Shortbus may not have broken box-office records in the US, but it went around the world and reached many people. “I’ve had thousands of emails from people who say it touched them in a more personal place than Spider-Man is ever going to touch them,” says Brannan.

And just making it was a great experience. “We all had so much fun making this movie. It was so human, the whole process, rather than just being about money or fame.” Mitchell developed the film with the collaboration of the actors, which is one reason why a song of Brannan’s ended up in the movie. But more of that later.

Brannan met Bret Gorksi, who wrote Holding Trevor and stars as the titular Trevor, at that Ohio acting school. “It’s a miracle that that film happened — it was the first script he ever wrote, and the budget was $50 000. Shortbus is considered a really low-budget movie in the industry, and that cost $2-million.”

Brannan also has a parallel career as a singer-songwriter, launched by that song (Soda Shop) that he strums in Shortbus. He performs at the Labia in Cape Town at 8.30pm on Sunday November 11, and has future dates lined up for Israel and London — the London concerts, he says, “are already sold out”.

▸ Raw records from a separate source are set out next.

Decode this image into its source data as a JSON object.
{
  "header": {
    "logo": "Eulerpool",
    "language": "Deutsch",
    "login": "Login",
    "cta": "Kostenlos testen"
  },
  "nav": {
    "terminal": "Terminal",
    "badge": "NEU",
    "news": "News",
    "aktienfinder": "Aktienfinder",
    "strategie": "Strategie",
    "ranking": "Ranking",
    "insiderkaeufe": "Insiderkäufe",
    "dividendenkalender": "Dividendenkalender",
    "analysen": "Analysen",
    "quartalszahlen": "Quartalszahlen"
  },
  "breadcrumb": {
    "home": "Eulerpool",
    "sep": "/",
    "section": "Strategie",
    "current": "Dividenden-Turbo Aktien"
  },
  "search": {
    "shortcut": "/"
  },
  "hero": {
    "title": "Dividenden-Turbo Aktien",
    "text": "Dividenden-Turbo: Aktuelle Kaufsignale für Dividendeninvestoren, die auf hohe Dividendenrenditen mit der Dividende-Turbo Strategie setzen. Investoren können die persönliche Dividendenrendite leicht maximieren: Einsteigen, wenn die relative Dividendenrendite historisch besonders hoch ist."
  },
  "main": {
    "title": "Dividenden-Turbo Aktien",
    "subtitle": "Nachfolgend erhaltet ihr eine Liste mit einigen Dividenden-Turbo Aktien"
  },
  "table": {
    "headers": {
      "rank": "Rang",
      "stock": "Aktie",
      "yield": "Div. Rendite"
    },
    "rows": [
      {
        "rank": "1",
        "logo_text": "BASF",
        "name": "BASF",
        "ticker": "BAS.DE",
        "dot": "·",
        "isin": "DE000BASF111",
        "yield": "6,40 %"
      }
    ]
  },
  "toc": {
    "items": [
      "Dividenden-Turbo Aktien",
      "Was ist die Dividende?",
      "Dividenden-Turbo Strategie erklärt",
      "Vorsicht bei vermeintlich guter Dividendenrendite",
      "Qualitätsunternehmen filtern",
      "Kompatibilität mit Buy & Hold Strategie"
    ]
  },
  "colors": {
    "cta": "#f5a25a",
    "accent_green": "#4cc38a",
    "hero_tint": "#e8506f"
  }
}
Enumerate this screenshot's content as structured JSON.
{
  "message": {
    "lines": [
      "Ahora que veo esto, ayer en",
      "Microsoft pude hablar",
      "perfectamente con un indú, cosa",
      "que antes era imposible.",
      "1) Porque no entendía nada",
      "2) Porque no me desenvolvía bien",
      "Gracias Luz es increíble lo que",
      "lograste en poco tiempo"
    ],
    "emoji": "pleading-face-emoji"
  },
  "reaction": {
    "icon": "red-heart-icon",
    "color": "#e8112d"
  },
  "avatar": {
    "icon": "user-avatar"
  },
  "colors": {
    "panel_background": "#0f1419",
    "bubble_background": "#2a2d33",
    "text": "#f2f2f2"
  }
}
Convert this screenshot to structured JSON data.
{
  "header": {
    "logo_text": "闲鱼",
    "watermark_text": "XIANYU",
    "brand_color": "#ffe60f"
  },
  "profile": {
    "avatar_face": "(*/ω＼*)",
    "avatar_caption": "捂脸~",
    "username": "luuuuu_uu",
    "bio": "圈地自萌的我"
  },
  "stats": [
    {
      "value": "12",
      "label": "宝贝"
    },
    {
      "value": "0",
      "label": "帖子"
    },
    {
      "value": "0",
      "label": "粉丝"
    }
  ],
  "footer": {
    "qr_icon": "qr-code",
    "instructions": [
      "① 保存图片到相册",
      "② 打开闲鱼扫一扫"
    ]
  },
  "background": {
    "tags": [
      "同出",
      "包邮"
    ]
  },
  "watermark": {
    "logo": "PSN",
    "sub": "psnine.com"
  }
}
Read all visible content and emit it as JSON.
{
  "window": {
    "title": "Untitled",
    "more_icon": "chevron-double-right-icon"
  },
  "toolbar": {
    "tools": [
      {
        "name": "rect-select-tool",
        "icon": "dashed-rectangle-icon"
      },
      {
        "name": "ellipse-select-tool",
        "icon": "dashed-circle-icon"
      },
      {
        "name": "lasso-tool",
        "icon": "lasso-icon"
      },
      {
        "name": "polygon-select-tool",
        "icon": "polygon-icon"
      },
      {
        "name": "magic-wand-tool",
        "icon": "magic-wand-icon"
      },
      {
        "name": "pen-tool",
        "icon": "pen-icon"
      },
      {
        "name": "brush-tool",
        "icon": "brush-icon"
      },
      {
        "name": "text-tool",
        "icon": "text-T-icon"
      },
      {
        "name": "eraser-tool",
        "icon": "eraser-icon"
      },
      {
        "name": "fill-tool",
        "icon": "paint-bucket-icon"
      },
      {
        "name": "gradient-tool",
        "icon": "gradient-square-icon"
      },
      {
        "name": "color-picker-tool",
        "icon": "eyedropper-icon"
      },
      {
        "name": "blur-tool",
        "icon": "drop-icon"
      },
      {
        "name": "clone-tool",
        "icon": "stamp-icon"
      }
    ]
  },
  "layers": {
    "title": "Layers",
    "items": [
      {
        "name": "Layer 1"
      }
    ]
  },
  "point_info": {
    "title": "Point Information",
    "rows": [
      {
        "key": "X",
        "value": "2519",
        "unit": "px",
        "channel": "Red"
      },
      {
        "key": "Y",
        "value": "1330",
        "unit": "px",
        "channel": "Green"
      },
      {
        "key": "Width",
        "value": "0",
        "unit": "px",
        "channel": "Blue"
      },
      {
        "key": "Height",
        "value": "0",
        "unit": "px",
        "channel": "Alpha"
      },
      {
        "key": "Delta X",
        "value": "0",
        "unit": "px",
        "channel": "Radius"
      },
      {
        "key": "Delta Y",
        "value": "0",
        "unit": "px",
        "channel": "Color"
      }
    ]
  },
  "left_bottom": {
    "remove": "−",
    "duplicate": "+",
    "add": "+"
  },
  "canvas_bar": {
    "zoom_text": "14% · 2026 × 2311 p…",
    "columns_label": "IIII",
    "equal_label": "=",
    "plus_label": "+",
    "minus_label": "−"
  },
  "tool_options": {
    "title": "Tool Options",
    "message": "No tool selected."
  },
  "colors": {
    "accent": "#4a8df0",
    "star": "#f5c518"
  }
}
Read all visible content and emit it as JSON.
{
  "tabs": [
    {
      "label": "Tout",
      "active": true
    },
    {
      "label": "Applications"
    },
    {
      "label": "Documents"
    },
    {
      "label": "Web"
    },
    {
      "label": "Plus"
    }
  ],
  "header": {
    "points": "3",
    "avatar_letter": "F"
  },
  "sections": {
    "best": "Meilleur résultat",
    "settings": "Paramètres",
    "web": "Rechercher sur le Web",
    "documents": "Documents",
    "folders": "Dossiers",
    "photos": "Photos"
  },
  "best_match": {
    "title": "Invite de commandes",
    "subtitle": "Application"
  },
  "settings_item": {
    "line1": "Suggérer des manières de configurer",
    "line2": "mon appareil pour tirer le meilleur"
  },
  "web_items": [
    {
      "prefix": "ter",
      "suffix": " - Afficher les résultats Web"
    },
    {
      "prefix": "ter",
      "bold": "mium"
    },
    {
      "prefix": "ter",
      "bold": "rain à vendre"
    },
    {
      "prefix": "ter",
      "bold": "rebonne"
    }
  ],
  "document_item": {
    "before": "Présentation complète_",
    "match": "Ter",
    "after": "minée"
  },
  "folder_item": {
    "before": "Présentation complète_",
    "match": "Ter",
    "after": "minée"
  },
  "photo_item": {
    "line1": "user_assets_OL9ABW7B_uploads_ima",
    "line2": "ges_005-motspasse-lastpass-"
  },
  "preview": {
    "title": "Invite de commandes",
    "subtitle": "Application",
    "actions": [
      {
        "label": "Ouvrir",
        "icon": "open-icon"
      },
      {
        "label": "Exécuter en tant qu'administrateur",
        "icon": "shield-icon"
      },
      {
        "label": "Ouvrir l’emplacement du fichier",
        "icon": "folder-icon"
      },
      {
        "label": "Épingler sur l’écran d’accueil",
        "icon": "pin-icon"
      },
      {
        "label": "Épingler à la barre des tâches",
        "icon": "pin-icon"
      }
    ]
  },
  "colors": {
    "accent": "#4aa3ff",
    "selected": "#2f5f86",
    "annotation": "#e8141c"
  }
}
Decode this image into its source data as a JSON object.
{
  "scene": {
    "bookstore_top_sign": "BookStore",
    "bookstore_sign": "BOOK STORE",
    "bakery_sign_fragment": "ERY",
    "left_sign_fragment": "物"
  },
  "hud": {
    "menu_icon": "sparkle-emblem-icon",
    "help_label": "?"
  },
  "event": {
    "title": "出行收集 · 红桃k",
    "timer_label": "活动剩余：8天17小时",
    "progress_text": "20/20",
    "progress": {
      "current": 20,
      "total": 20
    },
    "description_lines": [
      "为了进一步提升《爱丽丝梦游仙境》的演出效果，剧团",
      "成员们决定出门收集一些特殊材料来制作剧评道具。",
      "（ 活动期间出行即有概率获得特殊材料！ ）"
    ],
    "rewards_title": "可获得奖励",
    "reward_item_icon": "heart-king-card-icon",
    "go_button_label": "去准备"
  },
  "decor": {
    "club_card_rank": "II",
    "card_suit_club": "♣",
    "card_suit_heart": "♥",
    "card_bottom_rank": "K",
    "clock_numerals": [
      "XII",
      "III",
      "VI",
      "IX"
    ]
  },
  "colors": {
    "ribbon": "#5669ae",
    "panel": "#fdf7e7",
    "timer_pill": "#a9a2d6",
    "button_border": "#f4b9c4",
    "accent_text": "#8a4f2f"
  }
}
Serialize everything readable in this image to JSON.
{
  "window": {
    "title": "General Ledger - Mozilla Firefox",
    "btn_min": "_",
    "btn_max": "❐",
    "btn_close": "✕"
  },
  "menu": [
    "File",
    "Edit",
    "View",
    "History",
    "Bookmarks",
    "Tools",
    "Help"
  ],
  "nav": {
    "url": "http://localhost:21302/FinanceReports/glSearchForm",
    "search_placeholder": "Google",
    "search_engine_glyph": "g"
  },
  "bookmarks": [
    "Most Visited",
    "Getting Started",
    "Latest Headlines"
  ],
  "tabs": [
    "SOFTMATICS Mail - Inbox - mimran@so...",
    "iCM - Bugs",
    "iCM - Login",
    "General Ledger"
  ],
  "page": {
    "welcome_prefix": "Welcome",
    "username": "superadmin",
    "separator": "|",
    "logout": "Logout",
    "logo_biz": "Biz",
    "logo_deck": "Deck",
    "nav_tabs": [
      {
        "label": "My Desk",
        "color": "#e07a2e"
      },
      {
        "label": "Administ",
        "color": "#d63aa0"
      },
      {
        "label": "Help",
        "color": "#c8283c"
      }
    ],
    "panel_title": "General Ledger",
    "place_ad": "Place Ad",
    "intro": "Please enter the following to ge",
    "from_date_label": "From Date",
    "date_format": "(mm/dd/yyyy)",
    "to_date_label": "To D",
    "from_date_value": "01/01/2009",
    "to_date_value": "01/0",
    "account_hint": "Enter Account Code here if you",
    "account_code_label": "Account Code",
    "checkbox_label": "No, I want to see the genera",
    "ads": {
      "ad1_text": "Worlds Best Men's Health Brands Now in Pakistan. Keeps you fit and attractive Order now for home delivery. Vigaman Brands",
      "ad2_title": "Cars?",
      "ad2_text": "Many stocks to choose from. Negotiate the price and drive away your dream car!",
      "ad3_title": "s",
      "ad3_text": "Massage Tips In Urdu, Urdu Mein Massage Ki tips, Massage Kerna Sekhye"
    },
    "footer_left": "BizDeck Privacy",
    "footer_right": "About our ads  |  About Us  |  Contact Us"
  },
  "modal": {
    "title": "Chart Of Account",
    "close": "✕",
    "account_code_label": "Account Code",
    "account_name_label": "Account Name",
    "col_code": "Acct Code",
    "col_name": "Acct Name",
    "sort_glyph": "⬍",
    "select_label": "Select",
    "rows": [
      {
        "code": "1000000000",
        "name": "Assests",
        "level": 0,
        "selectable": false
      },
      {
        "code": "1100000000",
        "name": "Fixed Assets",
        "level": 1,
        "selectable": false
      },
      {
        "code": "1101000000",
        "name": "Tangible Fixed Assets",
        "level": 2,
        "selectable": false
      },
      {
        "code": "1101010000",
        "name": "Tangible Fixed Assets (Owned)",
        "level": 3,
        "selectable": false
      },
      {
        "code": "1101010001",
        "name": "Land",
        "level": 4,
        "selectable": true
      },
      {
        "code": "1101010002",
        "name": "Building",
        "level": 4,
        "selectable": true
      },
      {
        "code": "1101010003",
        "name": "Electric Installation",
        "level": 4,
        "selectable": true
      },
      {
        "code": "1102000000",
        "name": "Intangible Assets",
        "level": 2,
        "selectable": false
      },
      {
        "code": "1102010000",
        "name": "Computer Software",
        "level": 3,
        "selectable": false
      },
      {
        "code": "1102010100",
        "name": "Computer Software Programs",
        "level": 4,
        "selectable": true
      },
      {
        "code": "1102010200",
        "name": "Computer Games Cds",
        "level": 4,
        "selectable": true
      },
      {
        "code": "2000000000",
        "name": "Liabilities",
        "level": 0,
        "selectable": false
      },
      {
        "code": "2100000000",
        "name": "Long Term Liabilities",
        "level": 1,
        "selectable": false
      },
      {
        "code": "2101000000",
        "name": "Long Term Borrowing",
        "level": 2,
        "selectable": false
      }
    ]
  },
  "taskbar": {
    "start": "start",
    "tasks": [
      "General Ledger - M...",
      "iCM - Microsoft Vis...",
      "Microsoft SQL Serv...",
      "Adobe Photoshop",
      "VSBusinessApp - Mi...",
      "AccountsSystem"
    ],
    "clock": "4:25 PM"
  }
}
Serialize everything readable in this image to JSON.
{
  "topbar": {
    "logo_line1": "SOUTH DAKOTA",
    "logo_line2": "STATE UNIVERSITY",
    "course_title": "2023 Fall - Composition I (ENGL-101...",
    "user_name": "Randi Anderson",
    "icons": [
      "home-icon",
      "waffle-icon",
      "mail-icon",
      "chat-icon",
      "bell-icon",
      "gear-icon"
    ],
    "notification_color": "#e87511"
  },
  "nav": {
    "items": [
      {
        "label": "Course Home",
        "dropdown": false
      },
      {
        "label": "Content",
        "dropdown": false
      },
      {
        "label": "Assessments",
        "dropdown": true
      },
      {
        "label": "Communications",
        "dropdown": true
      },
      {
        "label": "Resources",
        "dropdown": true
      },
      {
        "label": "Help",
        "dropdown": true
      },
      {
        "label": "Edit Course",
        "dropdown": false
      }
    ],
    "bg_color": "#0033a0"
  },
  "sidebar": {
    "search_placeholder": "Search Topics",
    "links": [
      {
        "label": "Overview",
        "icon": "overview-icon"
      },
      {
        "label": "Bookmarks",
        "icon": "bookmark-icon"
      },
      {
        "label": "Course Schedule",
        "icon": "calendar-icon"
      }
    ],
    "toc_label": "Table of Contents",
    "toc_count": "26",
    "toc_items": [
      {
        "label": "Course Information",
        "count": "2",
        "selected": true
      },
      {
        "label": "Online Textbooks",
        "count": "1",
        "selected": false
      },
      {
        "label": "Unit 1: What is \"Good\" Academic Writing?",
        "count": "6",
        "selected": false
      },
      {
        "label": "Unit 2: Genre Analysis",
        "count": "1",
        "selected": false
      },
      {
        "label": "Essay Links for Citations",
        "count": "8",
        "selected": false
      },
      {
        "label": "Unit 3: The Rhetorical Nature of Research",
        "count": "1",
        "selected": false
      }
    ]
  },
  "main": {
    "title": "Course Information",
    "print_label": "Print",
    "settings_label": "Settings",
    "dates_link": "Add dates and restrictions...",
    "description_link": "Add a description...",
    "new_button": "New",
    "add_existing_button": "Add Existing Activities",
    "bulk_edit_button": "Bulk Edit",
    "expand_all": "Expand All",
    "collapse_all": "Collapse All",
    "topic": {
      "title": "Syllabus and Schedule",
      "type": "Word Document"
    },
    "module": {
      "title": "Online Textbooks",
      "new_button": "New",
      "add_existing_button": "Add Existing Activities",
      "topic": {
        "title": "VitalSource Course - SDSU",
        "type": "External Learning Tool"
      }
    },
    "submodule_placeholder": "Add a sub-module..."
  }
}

Not bad for someone who says that “three years ago, I never thought I could write a song or play a guitar”. But he taught himself: “After I quit acting in LA, I also quit drinking for the first time, and I was an emotional wreck,” says Brannan with a laugh that will be familiar to anyone who’s seen Shortbus or Holding Trevor. “One of the things that came out of that whole period of, like, rebirth was that I bought a guitar and starting playing around with it. I’ve never taken guitar lessons, and to this day I don’t know the name of the strings. I just sit down and make things up.”